--- REQUIRED WORK ---
Check each line of the records below and collect those holding "item".
-------- GIVEN RECORDS --------
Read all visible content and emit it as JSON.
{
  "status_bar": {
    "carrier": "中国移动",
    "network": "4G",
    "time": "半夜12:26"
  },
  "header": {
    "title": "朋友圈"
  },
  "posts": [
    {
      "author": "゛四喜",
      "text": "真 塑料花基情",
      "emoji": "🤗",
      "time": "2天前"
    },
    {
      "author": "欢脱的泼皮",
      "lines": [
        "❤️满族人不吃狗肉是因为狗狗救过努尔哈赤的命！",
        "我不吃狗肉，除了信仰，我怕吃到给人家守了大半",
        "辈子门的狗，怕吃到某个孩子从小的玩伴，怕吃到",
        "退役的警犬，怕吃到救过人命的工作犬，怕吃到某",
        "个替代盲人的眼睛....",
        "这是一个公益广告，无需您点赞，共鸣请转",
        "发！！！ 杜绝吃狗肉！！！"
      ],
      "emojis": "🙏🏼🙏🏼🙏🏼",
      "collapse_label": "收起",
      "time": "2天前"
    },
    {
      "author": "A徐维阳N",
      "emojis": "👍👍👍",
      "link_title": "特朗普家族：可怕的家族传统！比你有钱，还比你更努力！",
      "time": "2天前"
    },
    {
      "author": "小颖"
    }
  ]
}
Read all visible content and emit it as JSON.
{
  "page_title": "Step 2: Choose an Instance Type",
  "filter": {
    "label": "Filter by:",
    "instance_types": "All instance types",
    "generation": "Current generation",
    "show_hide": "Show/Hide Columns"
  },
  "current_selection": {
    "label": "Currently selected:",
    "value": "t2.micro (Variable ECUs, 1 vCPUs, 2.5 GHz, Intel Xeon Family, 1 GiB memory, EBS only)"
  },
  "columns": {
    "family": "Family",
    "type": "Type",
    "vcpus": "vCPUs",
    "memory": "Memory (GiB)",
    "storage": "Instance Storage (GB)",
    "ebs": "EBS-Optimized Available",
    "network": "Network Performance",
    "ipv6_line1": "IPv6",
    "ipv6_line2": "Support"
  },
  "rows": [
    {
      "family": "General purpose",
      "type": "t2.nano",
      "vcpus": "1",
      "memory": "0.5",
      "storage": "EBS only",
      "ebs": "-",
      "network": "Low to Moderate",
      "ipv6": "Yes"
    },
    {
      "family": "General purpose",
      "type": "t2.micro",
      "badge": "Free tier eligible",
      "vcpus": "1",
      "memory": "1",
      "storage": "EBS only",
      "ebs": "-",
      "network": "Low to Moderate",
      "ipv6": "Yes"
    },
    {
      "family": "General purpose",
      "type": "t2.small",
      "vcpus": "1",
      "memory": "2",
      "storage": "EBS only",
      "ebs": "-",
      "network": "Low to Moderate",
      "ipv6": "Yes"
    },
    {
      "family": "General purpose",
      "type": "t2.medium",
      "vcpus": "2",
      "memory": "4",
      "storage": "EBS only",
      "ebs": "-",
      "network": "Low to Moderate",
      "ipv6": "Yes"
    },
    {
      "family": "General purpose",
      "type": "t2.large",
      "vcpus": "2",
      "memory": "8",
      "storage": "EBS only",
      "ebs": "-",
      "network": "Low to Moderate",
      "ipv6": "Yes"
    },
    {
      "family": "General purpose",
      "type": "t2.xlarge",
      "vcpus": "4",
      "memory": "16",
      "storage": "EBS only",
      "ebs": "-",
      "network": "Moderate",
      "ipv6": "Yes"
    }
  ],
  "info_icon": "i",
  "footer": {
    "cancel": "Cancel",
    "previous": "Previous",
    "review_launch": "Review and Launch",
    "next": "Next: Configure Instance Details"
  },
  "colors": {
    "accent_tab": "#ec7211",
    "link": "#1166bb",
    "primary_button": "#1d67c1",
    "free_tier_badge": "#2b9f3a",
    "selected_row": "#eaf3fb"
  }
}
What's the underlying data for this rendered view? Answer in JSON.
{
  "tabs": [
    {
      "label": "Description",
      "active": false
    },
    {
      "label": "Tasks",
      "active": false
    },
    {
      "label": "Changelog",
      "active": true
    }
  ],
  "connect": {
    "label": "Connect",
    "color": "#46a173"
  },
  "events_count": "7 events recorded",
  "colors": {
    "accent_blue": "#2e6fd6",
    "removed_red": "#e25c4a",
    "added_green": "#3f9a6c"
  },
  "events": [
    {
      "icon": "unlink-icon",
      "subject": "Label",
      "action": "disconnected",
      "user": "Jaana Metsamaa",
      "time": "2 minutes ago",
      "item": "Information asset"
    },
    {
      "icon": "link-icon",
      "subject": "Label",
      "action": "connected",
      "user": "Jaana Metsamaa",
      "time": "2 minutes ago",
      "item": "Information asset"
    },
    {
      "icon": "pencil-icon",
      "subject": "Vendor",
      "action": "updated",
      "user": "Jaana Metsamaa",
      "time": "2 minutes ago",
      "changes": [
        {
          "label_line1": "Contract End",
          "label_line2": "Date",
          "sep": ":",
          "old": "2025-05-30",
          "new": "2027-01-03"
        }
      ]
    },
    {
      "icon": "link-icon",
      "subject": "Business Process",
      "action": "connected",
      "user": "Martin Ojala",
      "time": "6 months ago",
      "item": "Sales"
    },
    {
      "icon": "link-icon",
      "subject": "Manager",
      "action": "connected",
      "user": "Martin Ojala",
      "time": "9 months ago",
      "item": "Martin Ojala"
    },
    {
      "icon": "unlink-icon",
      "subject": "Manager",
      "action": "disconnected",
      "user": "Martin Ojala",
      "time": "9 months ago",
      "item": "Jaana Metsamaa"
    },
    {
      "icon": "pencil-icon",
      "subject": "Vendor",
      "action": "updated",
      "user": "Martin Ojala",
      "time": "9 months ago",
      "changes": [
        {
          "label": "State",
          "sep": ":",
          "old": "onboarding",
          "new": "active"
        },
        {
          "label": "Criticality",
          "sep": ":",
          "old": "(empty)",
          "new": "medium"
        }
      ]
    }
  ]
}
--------
--- EXPECTED ANSWER ---
      "item": "Information asset"
      "item": "Information asset"
      "item": "Sales"
      "item": "Martin Ojala"
      "item": "Jaana Metsamaa"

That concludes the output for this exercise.